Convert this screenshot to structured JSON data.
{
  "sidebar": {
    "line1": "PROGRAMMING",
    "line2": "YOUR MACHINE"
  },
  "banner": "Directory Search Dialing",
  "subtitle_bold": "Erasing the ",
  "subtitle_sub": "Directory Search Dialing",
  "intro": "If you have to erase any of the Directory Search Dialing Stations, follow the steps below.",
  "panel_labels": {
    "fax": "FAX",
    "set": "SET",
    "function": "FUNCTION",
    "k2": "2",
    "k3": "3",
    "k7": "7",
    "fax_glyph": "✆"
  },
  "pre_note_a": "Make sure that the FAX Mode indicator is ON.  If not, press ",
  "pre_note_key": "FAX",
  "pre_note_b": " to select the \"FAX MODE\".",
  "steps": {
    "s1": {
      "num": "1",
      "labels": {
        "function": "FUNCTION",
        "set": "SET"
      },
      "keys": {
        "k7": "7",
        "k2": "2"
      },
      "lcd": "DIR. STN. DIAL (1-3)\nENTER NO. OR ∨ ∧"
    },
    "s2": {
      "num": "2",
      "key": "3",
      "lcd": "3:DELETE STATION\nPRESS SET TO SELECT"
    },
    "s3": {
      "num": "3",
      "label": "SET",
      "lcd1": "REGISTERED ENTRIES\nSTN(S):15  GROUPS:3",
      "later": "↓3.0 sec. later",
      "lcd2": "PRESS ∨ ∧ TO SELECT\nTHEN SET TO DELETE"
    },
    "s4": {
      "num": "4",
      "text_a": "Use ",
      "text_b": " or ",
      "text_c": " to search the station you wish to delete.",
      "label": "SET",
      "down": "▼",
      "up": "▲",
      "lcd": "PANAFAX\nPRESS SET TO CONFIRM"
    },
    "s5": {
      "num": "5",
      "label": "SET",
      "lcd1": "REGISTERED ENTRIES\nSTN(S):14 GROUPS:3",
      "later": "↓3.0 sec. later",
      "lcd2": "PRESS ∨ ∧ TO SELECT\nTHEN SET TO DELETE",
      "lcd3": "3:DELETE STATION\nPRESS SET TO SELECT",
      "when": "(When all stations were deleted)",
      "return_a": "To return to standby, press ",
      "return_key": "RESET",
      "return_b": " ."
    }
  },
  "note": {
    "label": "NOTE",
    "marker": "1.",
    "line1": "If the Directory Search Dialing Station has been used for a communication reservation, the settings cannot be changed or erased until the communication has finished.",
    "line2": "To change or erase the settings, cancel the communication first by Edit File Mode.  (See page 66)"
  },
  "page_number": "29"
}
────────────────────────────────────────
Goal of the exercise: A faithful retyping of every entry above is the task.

Response box:
Convert this screenshot to structured JSON data.
{
  "sidebar": {
    "line1": "PROGRAMMING",
    "line2": "YOUR MACHINE"
  },
  "banner": "Directory Search Dialing",
  "subtitle_bold": "Erasing the ",
  "subtitle_sub": "Directory Search Dialing",
  "intro": "If you have to erase any of the Directory Search Dialing Stations, follow the steps below.",
  "panel_labels": {
    "fax": "FAX",
    "set": "SET",
    "function": "FUNCTION",
    "k2": "2",
    "k3": "3",
    "k7": "7",
    "fax_glyph": "✆"
  },
  "pre_note_a": "Make sure that the FAX Mode indicator is ON.  If not, press ",
  "pre_note_key": "FAX",
  "pre_note_b": " to select the \"FAX MODE\".",
  "steps": {
    "s1": {
      "num": "1",
      "labels": {
        "function": "FUNCTION",
        "set": "SET"
      },
      "keys": {
        "k7": "7",
        "k2": "2"
      },
      "lcd": "DIR. STN. DIAL (1-3)\nENTER NO. OR ∨ ∧"
    },
    "s2": {
      "num": "2",
      "key": "3",
      "lcd": "3:DELETE STATION\nPRESS SET TO SELECT"
    },
    "s3": {
      "num": "3",
      "label": "SET",
      "lcd1": "REGISTERED ENTRIES\nSTN(S):15  GROUPS:3",
      "later": "↓3.0 sec. later",
      "lcd2": "PRESS ∨ ∧ TO SELECT\nTHEN SET TO DELETE"
    },
    "s4": {
      "num": "4",
      "text_a": "Use ",
      "text_b": " or ",
      "text_c": " to search the station you wish to delete.",
      "label": "SET",
      "down": "▼",
      "up": "▲",
      "lcd": "PANAFAX\nPRESS SET TO CONFIRM"
    },
    "s5": {
      "num": "5",
      "label": "SET",
      "lcd1": "REGISTERED ENTRIES\nSTN(S):14 GROUPS:3",
      "later": "↓3.0 sec. later",
      "lcd2": "PRESS ∨ ∧ TO SELECT\nTHEN SET TO DELETE",
      "lcd3": "3:DELETE STATION\nPRESS SET TO SELECT",
      "when": "(When all stations were deleted)",
      "return_a": "To return to standby, press ",
      "return_key": "RESET",
      "return_b": " ."
    }
  },
  "note": {
    "label": "NOTE",
    "marker": "1.",
    "line1": "If the Directory Search Dialing Station has been used for a communication reservation, the settings cannot be changed or erased until the communication has finished.",
    "line2": "To change or erase the settings, cancel the communication first by Edit File Mode.  (See page 66)"
  },
  "page_number": "29"
}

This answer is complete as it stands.